Looking for all the world like the least masculine physique competitor in history, Tony Sansone would make you his punk bitch at the Weaver Stick.
Nevertheless, this became the sort of “The Aristocrats” of strongman, whereby turn of the century strongmen would test their strength against one another informally by lifting a broom by the handle horizontally from the floor with a light weight placed on the straw of the broom. Later, the dude who still holds the record above, Paul Von Boeckman, decided a better test of comparative strength would be to standardize the lift to the format the USAWA is still using today. Will it become an overnight sensation again? Highly doubtful, unless a lot of us get very, very bored. Nevertheless, it’s one more example of old stuff becoming new again.
Up next- Indian Club Bells, Kettlebells, and the mighty progenitor of the deadlift, which was hilariously referred to as the “health lift” (my left bicep calls bullshit).
Booth, Charlotte. The Ancient Egyptians for Dummies. West Sussex: John Wiley and Sons, Ltd., 2007.
Henkin, Josh. The rise of sandbag training. Mahler’s Aggressive Strength. Web. 10 Jan 2013. http://www.mikemahler.com/online-library/articles/sandbag-training/rise-of-sandbag-training.html
Henkin, Josh. Sandbags: an expert’s opinion. Altrincham Martial Arts Club. 3 Jan 2012. Web. 10 Jan 2014. http://altrinchamclub.blogspot.com/2012/01/sandbags-experts-opinion-by-josh-henkin.html
Keys, David. A viking mystery. Smithsonian. Oct 2010. Web. 13 Jan 2014. http://www.smithsonianmag.com/history/a-viking-mystery-59648019/#ixzz2qMhAKPAX
Kildahl, Mari. Isotope analysis reveals diet of beheaded Viking slaves. Archaeology News Network. 5 Dec 2013. Web. 13 Jan 2014. http://archaeologynewsnetwork.blogspot.com/2013/12/isotope-analysis-reveals-diet-of.html#.UtUFlvRDuSo
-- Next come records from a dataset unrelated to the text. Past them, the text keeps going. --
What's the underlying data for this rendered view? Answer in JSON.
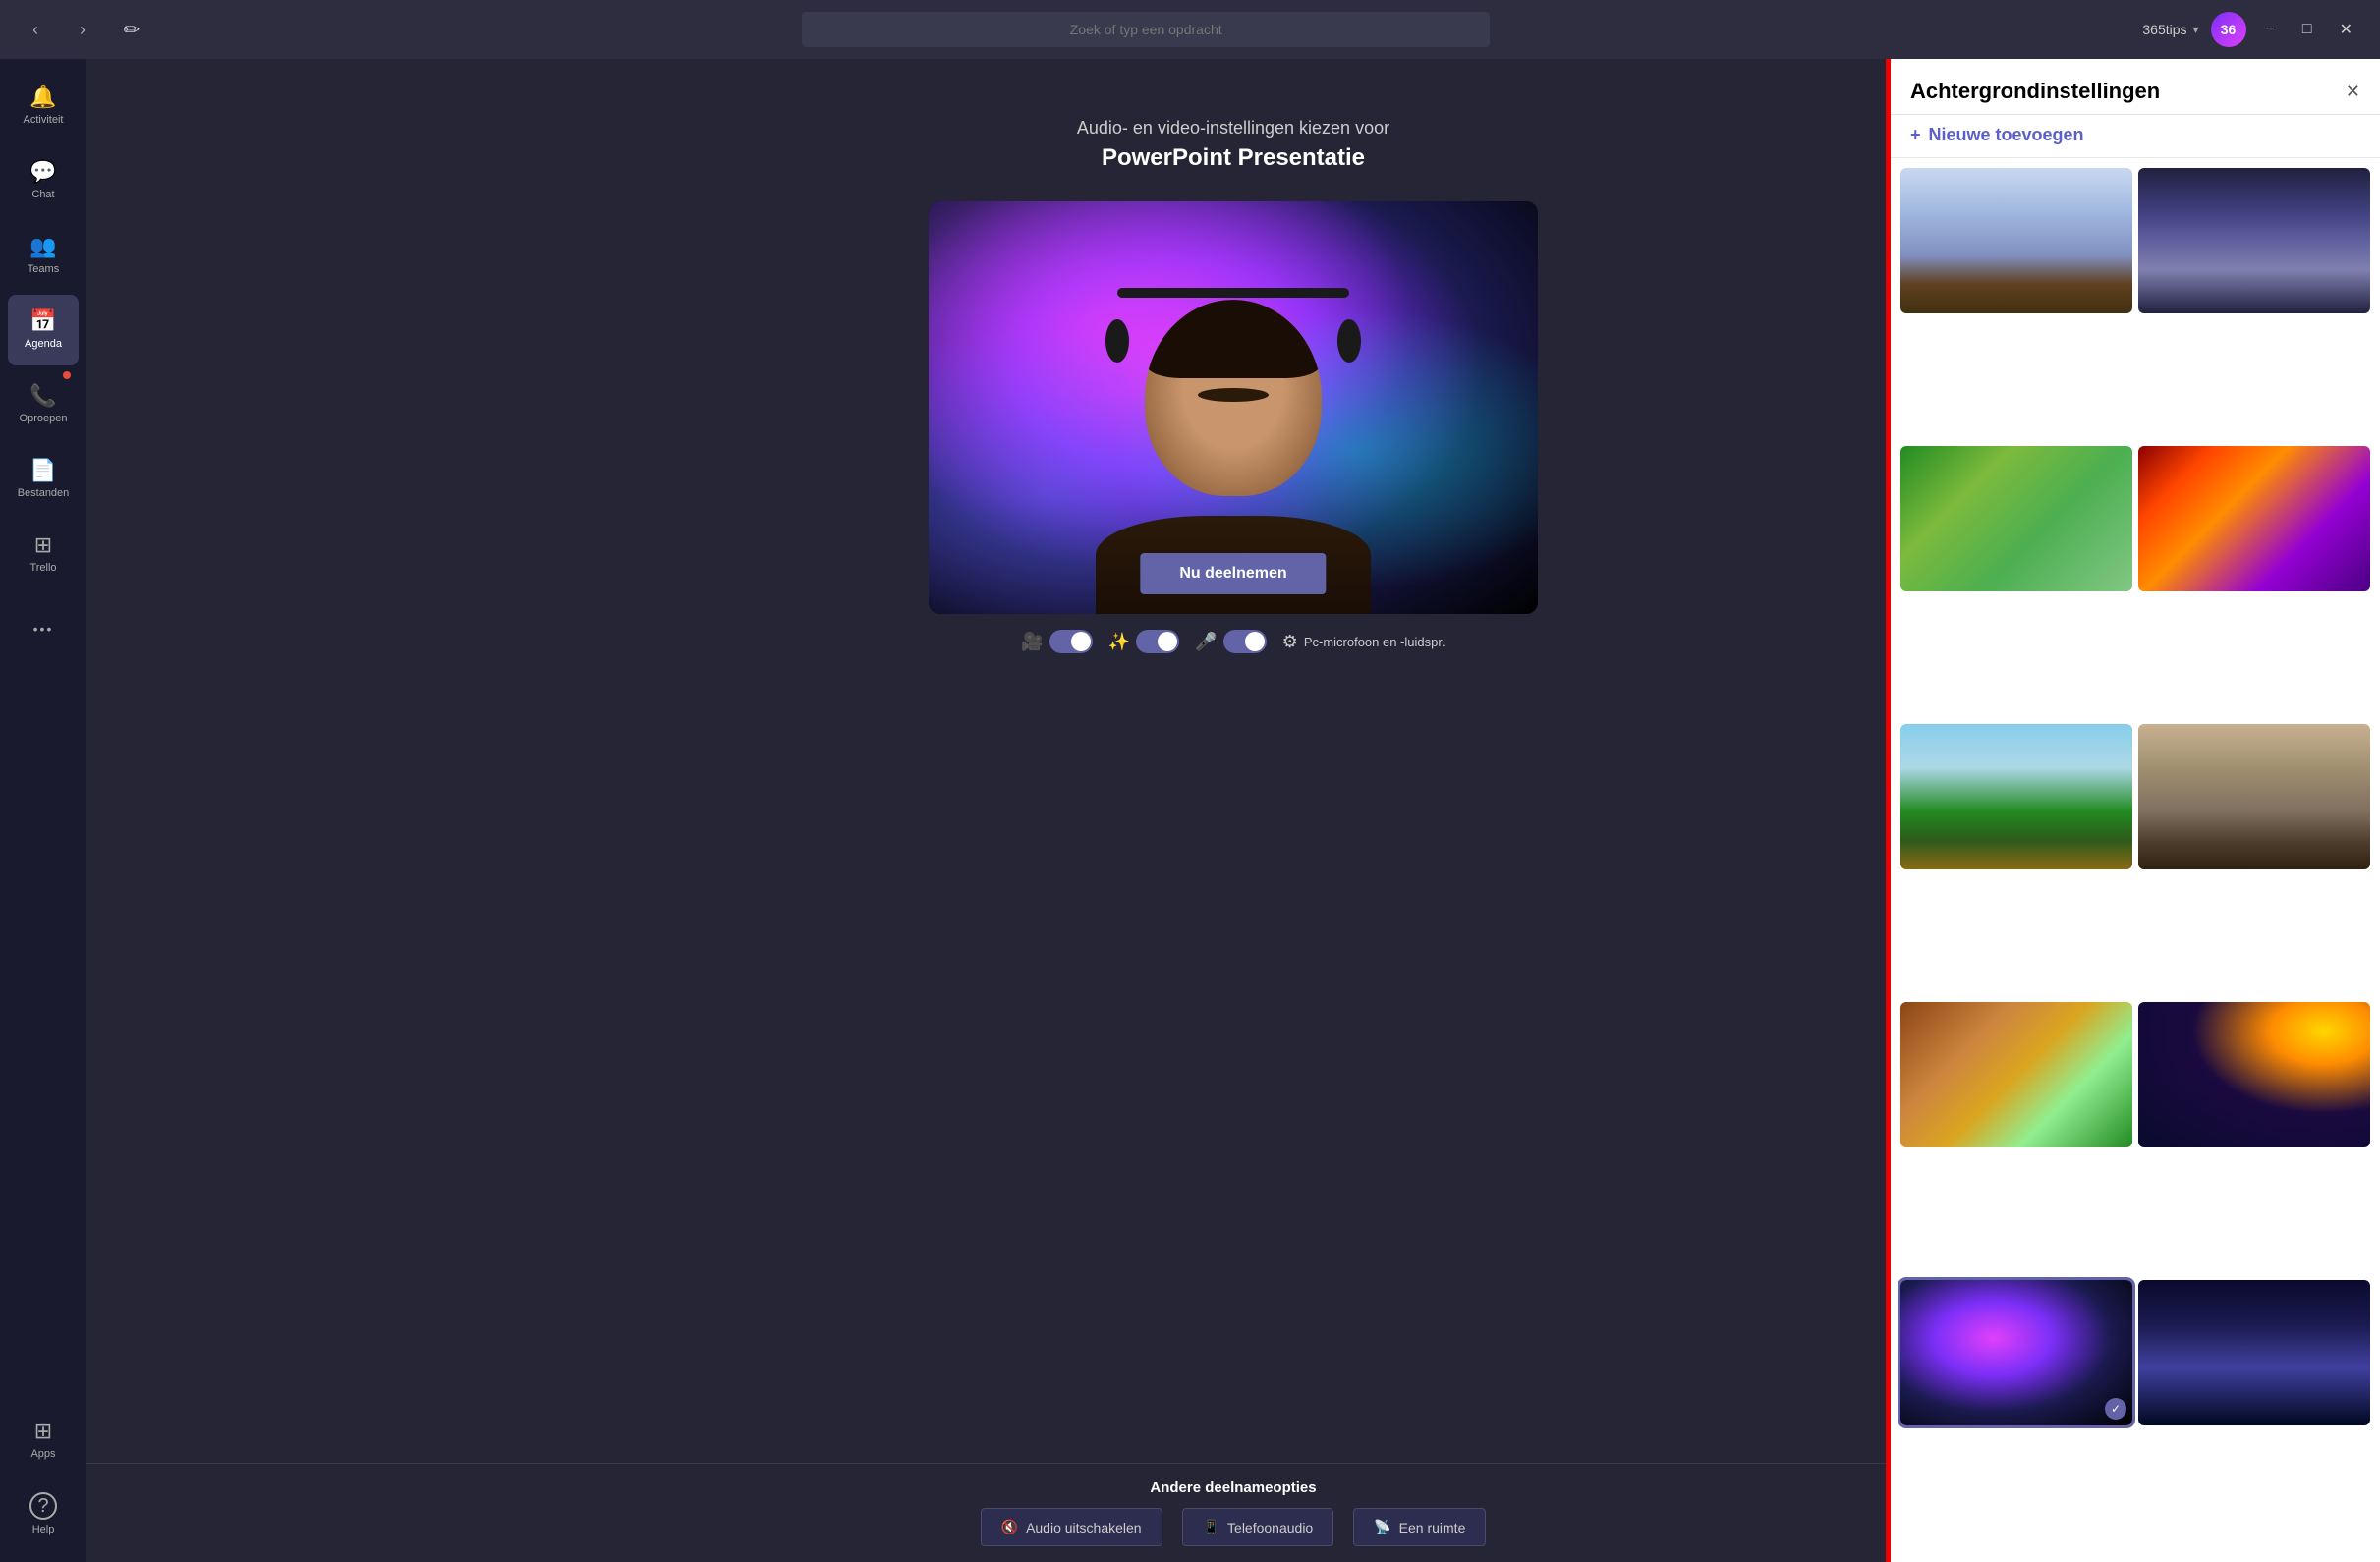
{
  "titlebar": {
    "nav_back": "‹",
    "nav_forward": "›",
    "compose_icon": "✏",
    "search_placeholder": "Zoek of typ een opdracht",
    "user_name": "365tips",
    "avatar_initials": "36",
    "minimize": "−",
    "maximize": "□",
    "close": "✕"
  },
  "sidebar": {
    "items": [
      {
        "id": "activiteit",
        "label": "Activiteit",
        "icon": "🔔",
        "active": false
      },
      {
        "id": "chat",
        "label": "Chat",
        "icon": "💬",
        "active": false
      },
      {
        "id": "teams",
        "label": "Teams",
        "icon": "👥",
        "active": false
      },
      {
        "id": "agenda",
        "label": "Agenda",
        "icon": "📅",
        "active": true
      },
      {
        "id": "oproepen",
        "label": "Oproepen",
        "icon": "📞",
        "active": false,
        "dot": true
      },
      {
        "id": "bestanden",
        "label": "Bestanden",
        "icon": "📄",
        "active": false
      },
      {
        "id": "trello",
        "label": "Trello",
        "icon": "⊞",
        "active": false
      },
      {
        "id": "more",
        "label": "···",
        "icon": "···",
        "active": false
      }
    ],
    "bottom_items": [
      {
        "id": "apps",
        "label": "Apps",
        "icon": "⊞"
      },
      {
        "id": "help",
        "label": "Help",
        "icon": "?"
      }
    ]
  },
  "meeting": {
    "subtitle": "Audio- en video-instellingen kiezen voor",
    "title": "PowerPoint Presentatie",
    "join_button": "Nu deelnemen",
    "other_options_label": "Andere deelnameopties",
    "audio_label": "Pc-microfoon en -luidspr.",
    "controls": {
      "video_on": true,
      "effects_on": true,
      "mic_on": true
    },
    "bottom_buttons": [
      {
        "id": "audio-uitschakelen",
        "icon": "🔇",
        "label": "Audio uitschakelen"
      },
      {
        "id": "telefoonaudio",
        "icon": "📱",
        "label": "Telefoonaudio"
      },
      {
        "id": "een-ruimte",
        "icon": "📡",
        "label": "Een ruimte"
      }
    ]
  },
  "bg_panel": {
    "title": "Achtergrondinstellingen",
    "close_icon": "✕",
    "add_label": "Nieuwe toevoegen",
    "thumbnails": [
      {
        "id": "classroom",
        "style": "bg-classroom",
        "selected": false
      },
      {
        "id": "corridor",
        "style": "bg-corridor",
        "selected": false
      },
      {
        "id": "minecraft-green",
        "style": "bg-minecraft-green",
        "selected": false
      },
      {
        "id": "minecraft-colorful",
        "style": "bg-minecraft-colorful",
        "selected": false
      },
      {
        "id": "mountains",
        "style": "bg-mountains",
        "selected": false
      },
      {
        "id": "ruins",
        "style": "bg-ruins",
        "selected": false
      },
      {
        "id": "fantasy-gate",
        "style": "bg-fantasy-gate",
        "selected": false
      },
      {
        "id": "space-planet",
        "style": "bg-space-planet",
        "selected": false
      },
      {
        "id": "galaxy",
        "style": "bg-galaxy",
        "selected": true
      },
      {
        "id": "fantasy-night",
        "style": "bg-fantasy-night",
        "selected": false
      }
    ]
  }
}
Kolenberg, Steve. 6 Ridiculous Myths About the Middle Ages Everyone Believes. Cracked. 13 Jan 2013. Web. 13 Jan 2014. http://www.cracked.com/article_20186_6-ridiculous-myths-about-middle-ages-everyone-believes_p2.html#ixzz2qMXcHDo8
Lovgren, Stefan. Vikings Filed Their Teeth, Skeleton Study Shows. National Geographic News. 3 Feb 2006. Web. 14 Jan 2014. http://news.nationalgeographic.com/news/2006/02/0203_060203_viking_teeth.html
Saxon, Kurt. Saxon remembers. The Tight Tan Slacks of Dezso Ban. 18 Nov 2008. Web. 13 Jan 2013. http://ditillo2.blogspot.com/2008/11/saxon-remembers-kurt-saxon.html
Todd, Jan. The classical ideal and its mpact on the search for suitable exercise: 1774-1830. Iron Game History. Nov 1992. Web. 14 Jan 2014. https://www.academia.edu/3009398/The_Classical_Ideal_and_Its_Impact_on_the_Search_for_Suitable_Exercise_1774-1830
Weaver, George, R. The weaver stick. The Tight Tan Slacks of Dezso Ban. 9 Aug 2009. Web. 14 Jan 2014. http://ditillo2.blogspot.com/2009/08/weaver-stick-george-r-weaver.html